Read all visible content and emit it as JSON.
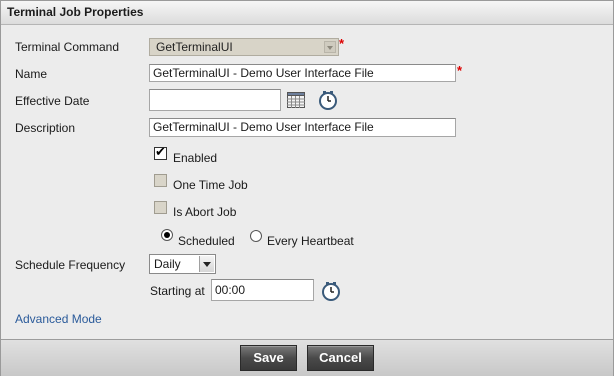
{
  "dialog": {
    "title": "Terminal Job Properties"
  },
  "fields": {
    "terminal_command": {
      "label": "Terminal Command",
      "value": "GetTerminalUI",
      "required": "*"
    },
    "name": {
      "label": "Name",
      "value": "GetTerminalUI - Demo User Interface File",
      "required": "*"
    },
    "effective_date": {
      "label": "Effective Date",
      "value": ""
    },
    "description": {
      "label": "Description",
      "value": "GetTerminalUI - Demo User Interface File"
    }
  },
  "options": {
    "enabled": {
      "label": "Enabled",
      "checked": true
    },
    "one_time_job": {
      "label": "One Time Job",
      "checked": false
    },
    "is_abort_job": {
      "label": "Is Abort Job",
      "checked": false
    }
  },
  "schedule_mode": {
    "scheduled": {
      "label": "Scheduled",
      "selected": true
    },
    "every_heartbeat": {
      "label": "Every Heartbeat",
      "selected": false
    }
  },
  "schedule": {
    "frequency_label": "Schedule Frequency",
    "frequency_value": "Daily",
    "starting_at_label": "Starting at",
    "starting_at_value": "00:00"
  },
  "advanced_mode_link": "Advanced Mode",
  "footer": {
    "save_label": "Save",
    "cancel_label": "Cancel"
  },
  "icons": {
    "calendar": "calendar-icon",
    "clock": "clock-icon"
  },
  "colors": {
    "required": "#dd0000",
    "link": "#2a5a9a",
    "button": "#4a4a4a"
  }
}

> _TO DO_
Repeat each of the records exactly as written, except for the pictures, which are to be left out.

> _WRITTEN RESPONSE_
Read all visible content and emit it as JSON.
{
  "dialog": {
    "title": "Terminal Job Properties"
  },
  "fields": {
    "terminal_command": {
      "label": "Terminal Command",
      "value": "GetTerminalUI",
      "required": "*"
    },
    "name": {
      "label": "Name",
      "value": "GetTerminalUI - Demo User Interface File",
      "required": "*"
    },
    "effective_date": {
      "label": "Effective Date",
      "value": ""
    },
    "description": {
      "label": "Description",
      "value": "GetTerminalUI - Demo User Interface File"
    }
  },
  "options": {
    "enabled": {
      "label": "Enabled",
      "checked": true
    },
    "one_time_job": {
      "label": "One Time Job",
      "checked": false
    },
    "is_abort_job": {
      "label": "Is Abort Job",
      "checked": false
    }
  },
  "schedule_mode": {
    "scheduled": {
      "label": "Scheduled",
      "selected": true
    },
    "every_heartbeat": {
      "label": "Every Heartbeat",
      "selected": false
    }
  },
  "schedule": {
    "frequency_label": "Schedule Frequency",
    "frequency_value": "Daily",
    "starting_at_label": "Starting at",
    "starting_at_value": "00:00"
  },
  "advanced_mode_link": "Advanced Mode",
  "footer": {
    "save_label": "Save",
    "cancel_label": "Cancel"
  },
  "icons": {
    "calendar": "calendar-icon",
    "clock": "clock-icon"
  },
  "colors": {
    "required": "#dd0000",
    "link": "#2a5a9a",
    "button": "#4a4a4a"
  }
}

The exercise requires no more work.